Earlier this month, the NYPD announced a variety of regular crime prevention tactics in the wake of a series of shootings. The NYPD adjusts tactics and resources to target areas where crimes spike, a key reason the NYPD has driven crime down to record lows and why murders and shootings in New York City this year are even below last year's all-time record low levels.
Below is the announcement of the measures the NYPD took after a weekend of shootings in early June and how two bills currently before the City Council would affect these very basic and fundamental crime prevention tactics. City Council Introductory 1080 would allow for lawsuits based on claims that police activities have a "disparate impact" based on sex, age, race, housing status or any other group set forth in the bill, regardless of guilt or innocence and regardless of witness or victim descriptions of perpetrators. Introductory 1079 would install an Inspector General with redundant oversight of the NYPD.
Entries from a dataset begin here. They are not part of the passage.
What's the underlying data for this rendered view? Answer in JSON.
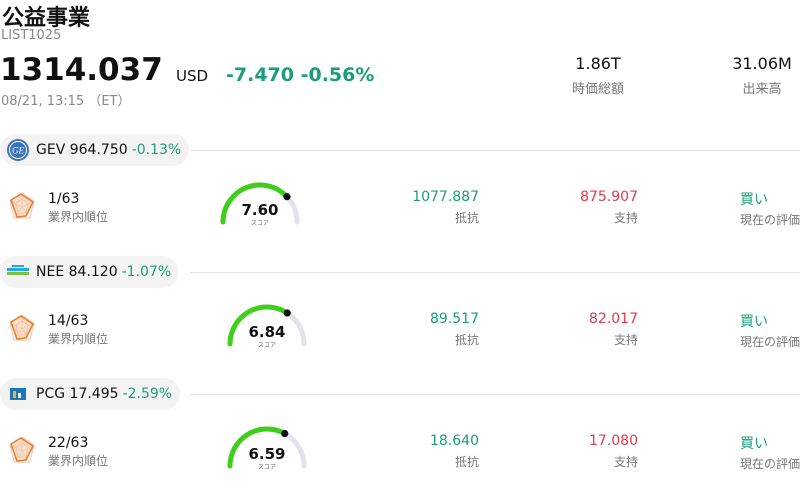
{
  "header": {
    "title": "公益事業",
    "code": "LIST1025",
    "price": "1314.037",
    "currency": "USD",
    "change": "-7.470",
    "change_pct": "-0.56%",
    "timestamp": "08/21, 13:15 （ET）",
    "market_cap_value": "1.86T",
    "market_cap_label": "時価総額",
    "volume_value": "31.06M",
    "volume_label": "出来高"
  },
  "colors": {
    "positive_text": "#1a9e7a",
    "negative_text": "#e23a4a",
    "gauge_fill": "#3fce1a",
    "gauge_track": "#e2e2ea",
    "radar_accent": "#f07a2a"
  },
  "stocks": [
    {
      "symbol": "GEV",
      "price": "964.750",
      "change_pct": "-0.13%",
      "logo_icon": "ge-logo-icon",
      "rank": "1/63",
      "rank_label": "業界内順位",
      "score": "7.60",
      "score_fraction": 0.76,
      "score_label": "スコア",
      "resistance": "1077.887",
      "resistance_label": "抵抗",
      "support": "875.907",
      "support_label": "支持",
      "rating": "買い",
      "rating_label": "現在の評価"
    },
    {
      "symbol": "NEE",
      "price": "84.120",
      "change_pct": "-1.07%",
      "logo_icon": "nextera-logo-icon",
      "rank": "14/63",
      "rank_label": "業界内順位",
      "score": "6.84",
      "score_fraction": 0.684,
      "score_label": "スコア",
      "resistance": "89.517",
      "resistance_label": "抵抗",
      "support": "82.017",
      "support_label": "支持",
      "rating": "買い",
      "rating_label": "現在の評価"
    },
    {
      "symbol": "PCG",
      "price": "17.495",
      "change_pct": "-2.59%",
      "logo_icon": "pge-logo-icon",
      "rank": "22/63",
      "rank_label": "業界内順位",
      "score": "6.59",
      "score_fraction": 0.659,
      "score_label": "スコア",
      "resistance": "18.640",
      "resistance_label": "抵抗",
      "support": "17.080",
      "support_label": "支持",
      "rating": "買い",
      "rating_label": "現在の評価"
    }
  ]
}
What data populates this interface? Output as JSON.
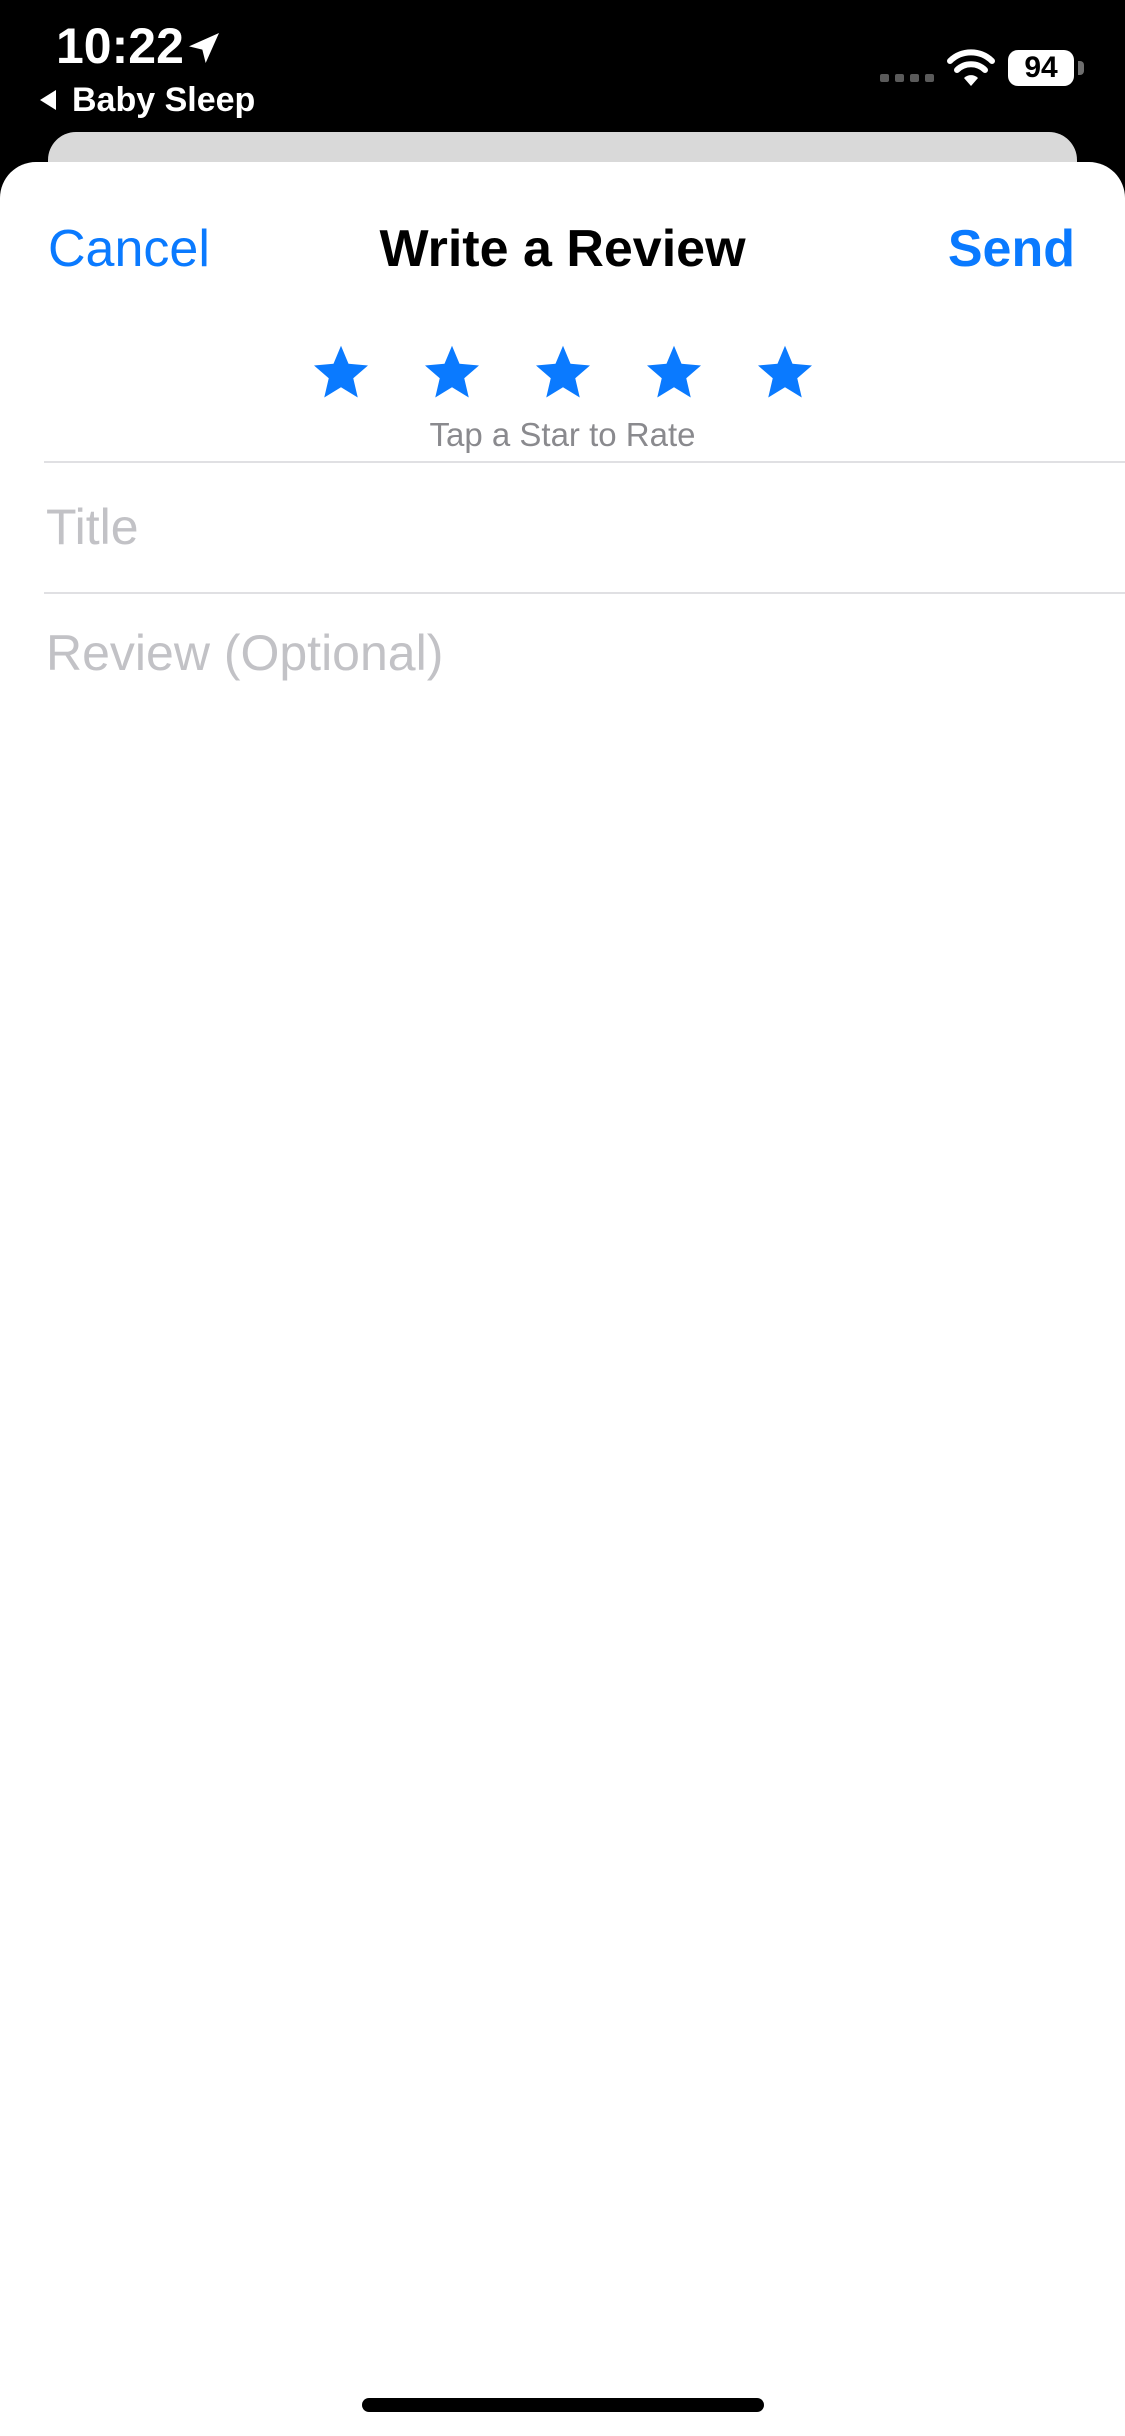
{
  "status_bar": {
    "time": "10:22",
    "back_app_label": "Baby Sleep",
    "battery_level": "94",
    "icons": [
      "location-arrow-icon",
      "cellular-signal-icon",
      "wifi-icon",
      "battery-icon"
    ]
  },
  "nav": {
    "cancel_label": "Cancel",
    "title": "Write a Review",
    "send_label": "Send"
  },
  "rating": {
    "star_count": 5,
    "hint": "Tap a Star to Rate"
  },
  "form": {
    "title_placeholder": "Title",
    "review_placeholder": "Review (Optional)"
  },
  "colors": {
    "accent": "#0a7aff",
    "placeholder": "#c2c2c6",
    "hint": "#8a8a8e"
  }
}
If Intro 1080 became law, State courts could ban all of
the police tactics detailed above based on the disparate impact provisions
in the law. If Introductory 1079 becomes law, any Police Commissioner would have
to consider the possible opinion of an Inspector General before reacting
to any similar increase in crime, as opposed to immediately deploying resources
to neighborhoods in need. In addition, any Police Commissioner would have
to dedicate resources to disproving anonymous complaints about the simple
existence (not complaints about misconduct) of these basic, fundamental